# Exercise materials
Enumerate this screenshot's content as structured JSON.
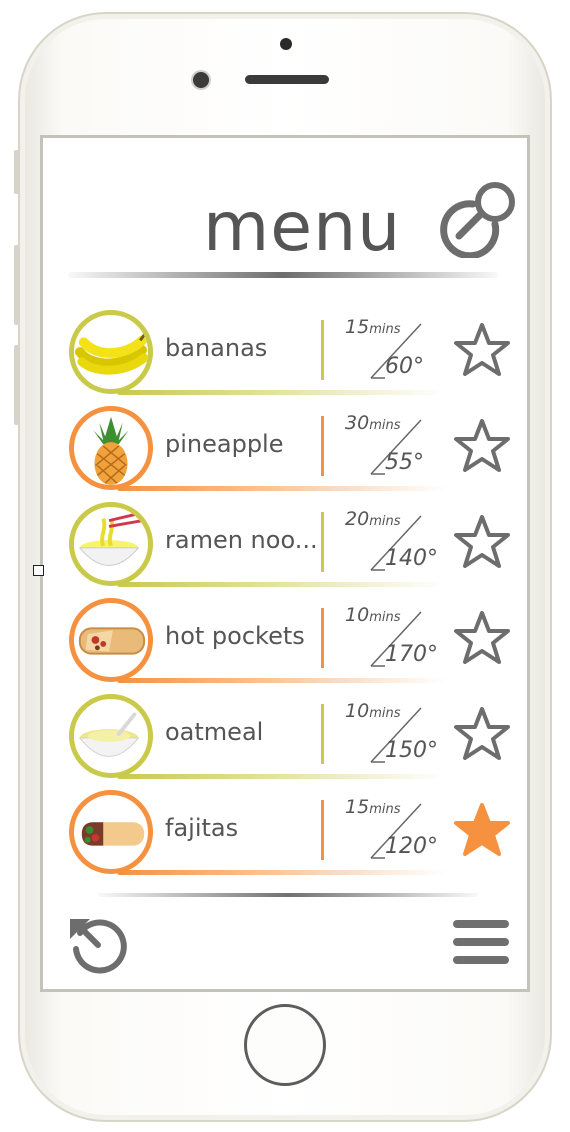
{
  "app": {
    "title": "menu"
  },
  "icons": {
    "search": "search-icon",
    "history": "history-icon",
    "menu": "hamburger-menu-icon",
    "favorite": "star-icon"
  },
  "colors": {
    "green": "#c9c94a",
    "orange": "#f5913f",
    "text": "#555555",
    "star_fill": "#f5913f"
  },
  "items": [
    {
      "name": "bananas",
      "mins": "15",
      "mins_label": "mins",
      "temp": "60°",
      "accent": "green",
      "food_icon": "banana-icon",
      "favorite": false
    },
    {
      "name": "pineapple",
      "mins": "30",
      "mins_label": "mins",
      "temp": "55°",
      "accent": "orange",
      "food_icon": "pineapple-icon",
      "favorite": false
    },
    {
      "name": "ramen noo...",
      "mins": "20",
      "mins_label": "mins",
      "temp": "140°",
      "accent": "green",
      "food_icon": "ramen-bowl-icon",
      "favorite": false
    },
    {
      "name": "hot pockets",
      "mins": "10",
      "mins_label": "mins",
      "temp": "170°",
      "accent": "orange",
      "food_icon": "hot-pocket-icon",
      "favorite": false
    },
    {
      "name": "oatmeal",
      "mins": "10",
      "mins_label": "mins",
      "temp": "150°",
      "accent": "green",
      "food_icon": "oatmeal-bowl-icon",
      "favorite": false
    },
    {
      "name": "fajitas",
      "mins": "15",
      "mins_label": "mins",
      "temp": "120°",
      "accent": "orange",
      "food_icon": "fajita-icon",
      "favorite": true
    }
  ]
}
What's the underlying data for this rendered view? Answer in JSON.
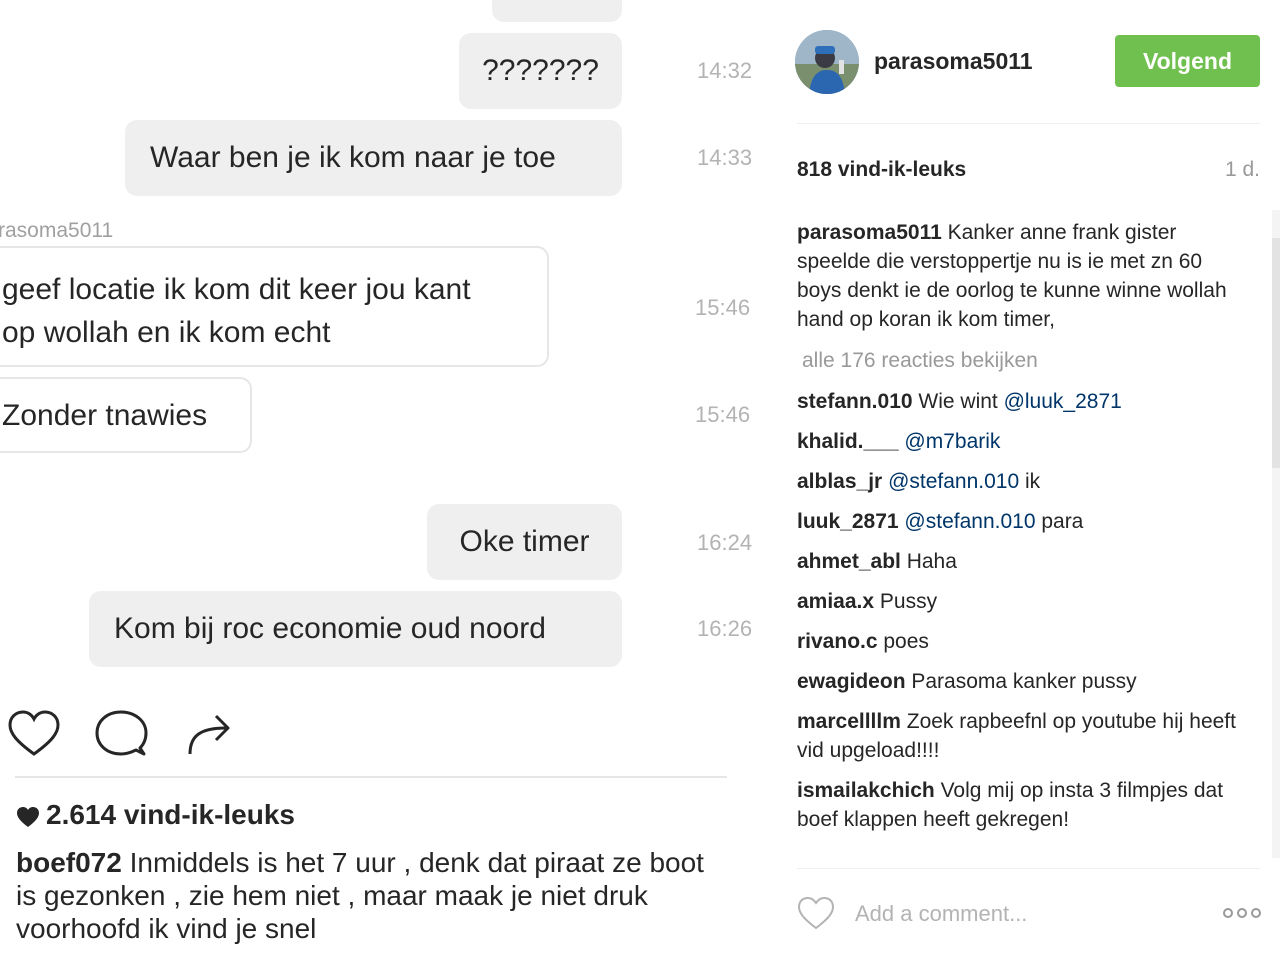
{
  "chat": {
    "messages": [
      {
        "text": "???????",
        "time": "14:32"
      },
      {
        "text": "Waar ben je ik kom naar je toe",
        "time": "14:33"
      },
      {
        "sender": "rasoma5011",
        "line1": "geef locatie ik kom dit keer jou kant",
        "line2": "op wollah en ik kom echt",
        "time": "15:46"
      },
      {
        "text": "Zonder tnawies",
        "time": "15:46"
      },
      {
        "text": "Oke timer",
        "time": "16:24"
      },
      {
        "text": "Kom bij roc economie oud noord",
        "time": "16:26"
      }
    ]
  },
  "post": {
    "likes": "2.614 vind-ik-leuks",
    "caption_user": "boef072",
    "caption_text": " Inmiddels is het 7 uur , denk dat piraat ze boot is gezonken , zie hem niet , maar maak je niet druk voorhoofd ik vind je snel",
    "icons": [
      "heart-icon",
      "comment-icon",
      "share-icon"
    ]
  },
  "sidebar": {
    "username": "parasoma5011",
    "follow_label": "Volgend",
    "follow_color": "#70c050",
    "likes": "818 vind-ik-leuks",
    "age": "1 d.",
    "caption_user": "parasoma5011",
    "caption_text": " Kanker anne frank gister speelde die verstoppertje nu is ie met zn 60 boys denkt ie de oorlog te kunne winne wollah hand op koran ik kom timer,",
    "view_all": "alle 176 reacties bekijken",
    "comments": [
      {
        "user": "stefann.010",
        "text": " Wie wint ",
        "mention": "@luuk_2871",
        "after": ""
      },
      {
        "user": "khalid.___",
        "text": " ",
        "mention": "@m7barik",
        "after": ""
      },
      {
        "user": "alblas_jr",
        "text": " ",
        "mention": "@stefann.010",
        "after": " ik"
      },
      {
        "user": "luuk_2871",
        "text": " ",
        "mention": "@stefann.010",
        "after": " para"
      },
      {
        "user": "ahmet_abl",
        "text": " Haha",
        "mention": "",
        "after": ""
      },
      {
        "user": "amiaa.x",
        "text": " Pussy",
        "mention": "",
        "after": ""
      },
      {
        "user": "rivano.c",
        "text": " poes",
        "mention": "",
        "after": ""
      },
      {
        "user": "ewagideon",
        "text": " Parasoma kanker pussy",
        "mention": "",
        "after": ""
      },
      {
        "user": "marcellllm",
        "text": " Zoek rapbeefnl op youtube hij heeft vid upgeload!!!!",
        "mention": "",
        "after": ""
      },
      {
        "user": "ismailakchich",
        "text": " Volg mij op insta 3 filmpjes dat boef klappen heeft gekregen!",
        "mention": "",
        "after": ""
      }
    ],
    "add_comment_placeholder": "Add a comment..."
  }
}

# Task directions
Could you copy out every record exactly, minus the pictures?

# Reply
Enumerate this screenshot's content as structured JSON.
{
  "app": {
    "title": "menu"
  },
  "icons": {
    "search": "search-icon",
    "history": "history-icon",
    "menu": "hamburger-menu-icon",
    "favorite": "star-icon"
  },
  "colors": {
    "green": "#c9c94a",
    "orange": "#f5913f",
    "text": "#555555",
    "star_fill": "#f5913f"
  },
  "items": [
    {
      "name": "bananas",
      "mins": "15",
      "mins_label": "mins",
      "temp": "60°",
      "accent": "green",
      "food_icon": "banana-icon",
      "favorite": false
    },
    {
      "name": "pineapple",
      "mins": "30",
      "mins_label": "mins",
      "temp": "55°",
      "accent": "orange",
      "food_icon": "pineapple-icon",
      "favorite": false
    },
    {
      "name": "ramen noo...",
      "mins": "20",
      "mins_label": "mins",
      "temp": "140°",
      "accent": "green",
      "food_icon": "ramen-bowl-icon",
      "favorite": false
    },
    {
      "name": "hot pockets",
      "mins": "10",
      "mins_label": "mins",
      "temp": "170°",
      "accent": "orange",
      "food_icon": "hot-pocket-icon",
      "favorite": false
    },
    {
      "name": "oatmeal",
      "mins": "10",
      "mins_label": "mins",
      "temp": "150°",
      "accent": "green",
      "food_icon": "oatmeal-bowl-icon",
      "favorite": false
    },
    {
      "name": "fajitas",
      "mins": "15",
      "mins_label": "mins",
      "temp": "120°",
      "accent": "orange",
      "food_icon": "fajita-icon",
      "favorite": true
    }
  ]
}
What's the underlying data for this rendered view? Answer in JSON.
{
  "chat": {
    "messages": [
      {
        "text": "???????",
        "time": "14:32"
      },
      {
        "text": "Waar ben je ik kom naar je toe",
        "time": "14:33"
      },
      {
        "sender": "rasoma5011",
        "line1": "geef locatie ik kom dit keer jou kant",
        "line2": "op wollah en ik kom echt",
        "time": "15:46"
      },
      {
        "text": "Zonder tnawies",
        "time": "15:46"
      },
      {
        "text": "Oke timer",
        "time": "16:24"
      },
      {
        "text": "Kom bij roc economie oud noord",
        "time": "16:26"
      }
    ]
  },
  "post": {
    "likes": "2.614 vind-ik-leuks",
    "caption_user": "boef072",
    "caption_text": " Inmiddels is het 7 uur , denk dat piraat ze boot is gezonken , zie hem niet , maar maak je niet druk voorhoofd ik vind je snel",
    "icons": [
      "heart-icon",
      "comment-icon",
      "share-icon"
    ]
  },
  "sidebar": {
    "username": "parasoma5011",
    "follow_label": "Volgend",
    "follow_color": "#70c050",
    "likes": "818 vind-ik-leuks",
    "age": "1 d.",
    "caption_user": "parasoma5011",
    "caption_text": " Kanker anne frank gister speelde die verstoppertje nu is ie met zn 60 boys denkt ie de oorlog te kunne winne wollah hand op koran ik kom timer,",
    "view_all": "alle 176 reacties bekijken",
    "comments": [
      {
        "user": "stefann.010",
        "text": " Wie wint ",
        "mention": "@luuk_2871",
        "after": ""
      },
      {
        "user": "khalid.___",
        "text": " ",
        "mention": "@m7barik",
        "after": ""
      },
      {
        "user": "alblas_jr",
        "text": " ",
        "mention": "@stefann.010",
        "after": " ik"
      },
      {
        "user": "luuk_2871",
        "text": " ",
        "mention": "@stefann.010",
        "after": " para"
      },
      {
        "user": "ahmet_abl",
        "text": " Haha",
        "mention": "",
        "after": ""
      },
      {
        "user": "amiaa.x",
        "text": " Pussy",
        "mention": "",
        "after": ""
      },
      {
        "user": "rivano.c",
        "text": " poes",
        "mention": "",
        "after": ""
      },
      {
        "user": "ewagideon",
        "text": " Parasoma kanker pussy",
        "mention": "",
        "after": ""
      },
      {
        "user": "marcellllm",
        "text": " Zoek rapbeefnl op youtube hij heeft vid upgeload!!!!",
        "mention": "",
        "after": ""
      },
      {
        "user": "ismailakchich",
        "text": " Volg mij op insta 3 filmpjes dat boef klappen heeft gekregen!",
        "mention": "",
        "after": ""
      }
    ],
    "add_comment_placeholder": "Add a comment..."
  }
}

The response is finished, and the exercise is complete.